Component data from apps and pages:
====

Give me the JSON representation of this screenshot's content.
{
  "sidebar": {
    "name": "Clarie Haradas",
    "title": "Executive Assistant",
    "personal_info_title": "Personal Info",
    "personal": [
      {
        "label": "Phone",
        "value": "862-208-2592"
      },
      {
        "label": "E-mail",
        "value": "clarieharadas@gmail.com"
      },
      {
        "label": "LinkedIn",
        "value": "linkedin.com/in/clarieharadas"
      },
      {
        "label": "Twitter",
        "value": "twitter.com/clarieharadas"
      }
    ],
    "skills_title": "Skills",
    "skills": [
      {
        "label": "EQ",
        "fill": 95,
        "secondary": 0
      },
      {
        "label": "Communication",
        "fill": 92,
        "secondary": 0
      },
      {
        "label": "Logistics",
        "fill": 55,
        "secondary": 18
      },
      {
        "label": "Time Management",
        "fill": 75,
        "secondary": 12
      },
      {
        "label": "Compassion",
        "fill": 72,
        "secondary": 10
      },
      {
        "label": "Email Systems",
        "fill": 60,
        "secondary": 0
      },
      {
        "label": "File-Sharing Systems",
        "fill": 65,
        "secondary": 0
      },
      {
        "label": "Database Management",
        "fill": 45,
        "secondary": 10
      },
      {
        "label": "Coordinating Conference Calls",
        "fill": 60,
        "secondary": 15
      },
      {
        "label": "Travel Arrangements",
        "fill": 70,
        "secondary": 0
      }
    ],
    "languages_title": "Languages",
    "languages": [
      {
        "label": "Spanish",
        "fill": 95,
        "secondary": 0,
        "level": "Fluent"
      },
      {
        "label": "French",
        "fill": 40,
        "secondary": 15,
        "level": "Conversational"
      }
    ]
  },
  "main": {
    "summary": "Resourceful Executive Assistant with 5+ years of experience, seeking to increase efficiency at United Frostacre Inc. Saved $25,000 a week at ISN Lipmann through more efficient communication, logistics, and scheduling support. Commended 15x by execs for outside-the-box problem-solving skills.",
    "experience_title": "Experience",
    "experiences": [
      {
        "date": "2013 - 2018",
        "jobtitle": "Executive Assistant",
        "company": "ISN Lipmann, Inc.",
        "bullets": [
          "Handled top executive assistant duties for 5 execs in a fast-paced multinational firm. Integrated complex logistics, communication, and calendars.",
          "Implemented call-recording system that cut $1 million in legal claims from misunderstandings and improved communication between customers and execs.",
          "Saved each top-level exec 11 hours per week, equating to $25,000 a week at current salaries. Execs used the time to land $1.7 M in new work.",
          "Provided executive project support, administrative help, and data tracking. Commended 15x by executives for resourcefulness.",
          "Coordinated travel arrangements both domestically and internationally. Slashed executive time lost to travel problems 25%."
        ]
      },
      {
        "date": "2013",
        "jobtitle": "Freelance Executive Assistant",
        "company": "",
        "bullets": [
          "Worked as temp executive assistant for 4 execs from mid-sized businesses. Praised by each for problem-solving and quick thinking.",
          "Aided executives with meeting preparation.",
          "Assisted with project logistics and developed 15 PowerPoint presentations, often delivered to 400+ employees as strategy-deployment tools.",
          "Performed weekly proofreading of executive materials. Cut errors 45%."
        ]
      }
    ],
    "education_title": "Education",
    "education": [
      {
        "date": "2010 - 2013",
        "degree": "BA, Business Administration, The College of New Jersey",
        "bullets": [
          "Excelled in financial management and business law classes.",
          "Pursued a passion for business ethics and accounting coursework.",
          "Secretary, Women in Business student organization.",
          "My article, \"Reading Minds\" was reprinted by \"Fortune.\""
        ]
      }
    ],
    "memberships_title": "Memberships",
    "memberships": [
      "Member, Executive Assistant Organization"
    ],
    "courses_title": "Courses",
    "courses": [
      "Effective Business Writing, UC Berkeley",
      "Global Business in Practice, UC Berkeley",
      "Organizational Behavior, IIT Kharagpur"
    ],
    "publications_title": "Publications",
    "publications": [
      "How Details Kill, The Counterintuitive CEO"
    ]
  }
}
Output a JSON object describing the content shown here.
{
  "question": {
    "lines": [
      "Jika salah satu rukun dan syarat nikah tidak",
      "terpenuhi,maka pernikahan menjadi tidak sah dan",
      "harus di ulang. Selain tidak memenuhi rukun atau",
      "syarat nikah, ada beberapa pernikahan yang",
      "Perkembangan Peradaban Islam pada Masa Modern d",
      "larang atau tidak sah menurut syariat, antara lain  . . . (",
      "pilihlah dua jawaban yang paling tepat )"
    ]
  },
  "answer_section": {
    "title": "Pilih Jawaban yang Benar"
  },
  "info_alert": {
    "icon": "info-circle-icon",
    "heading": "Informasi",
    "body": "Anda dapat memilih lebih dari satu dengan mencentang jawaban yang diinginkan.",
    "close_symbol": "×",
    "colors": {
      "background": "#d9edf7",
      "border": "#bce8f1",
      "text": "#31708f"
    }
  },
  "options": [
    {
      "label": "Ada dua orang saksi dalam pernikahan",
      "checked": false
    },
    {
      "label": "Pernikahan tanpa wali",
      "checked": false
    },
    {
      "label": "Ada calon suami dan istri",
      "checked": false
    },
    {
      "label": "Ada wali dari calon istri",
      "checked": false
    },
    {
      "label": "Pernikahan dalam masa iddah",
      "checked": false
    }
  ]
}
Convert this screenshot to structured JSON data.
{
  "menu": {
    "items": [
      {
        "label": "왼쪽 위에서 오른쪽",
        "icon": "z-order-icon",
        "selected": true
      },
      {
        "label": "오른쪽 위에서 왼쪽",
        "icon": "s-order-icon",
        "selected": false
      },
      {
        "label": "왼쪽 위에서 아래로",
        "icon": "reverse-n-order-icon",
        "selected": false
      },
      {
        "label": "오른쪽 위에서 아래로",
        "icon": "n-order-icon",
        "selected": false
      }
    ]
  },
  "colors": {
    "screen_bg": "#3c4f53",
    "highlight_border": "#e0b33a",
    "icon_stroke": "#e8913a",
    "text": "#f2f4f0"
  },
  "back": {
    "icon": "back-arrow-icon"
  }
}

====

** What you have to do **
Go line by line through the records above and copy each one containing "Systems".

** Output for this exercise **
        "label": "Email Systems",
        "label": "File-Sharing Systems",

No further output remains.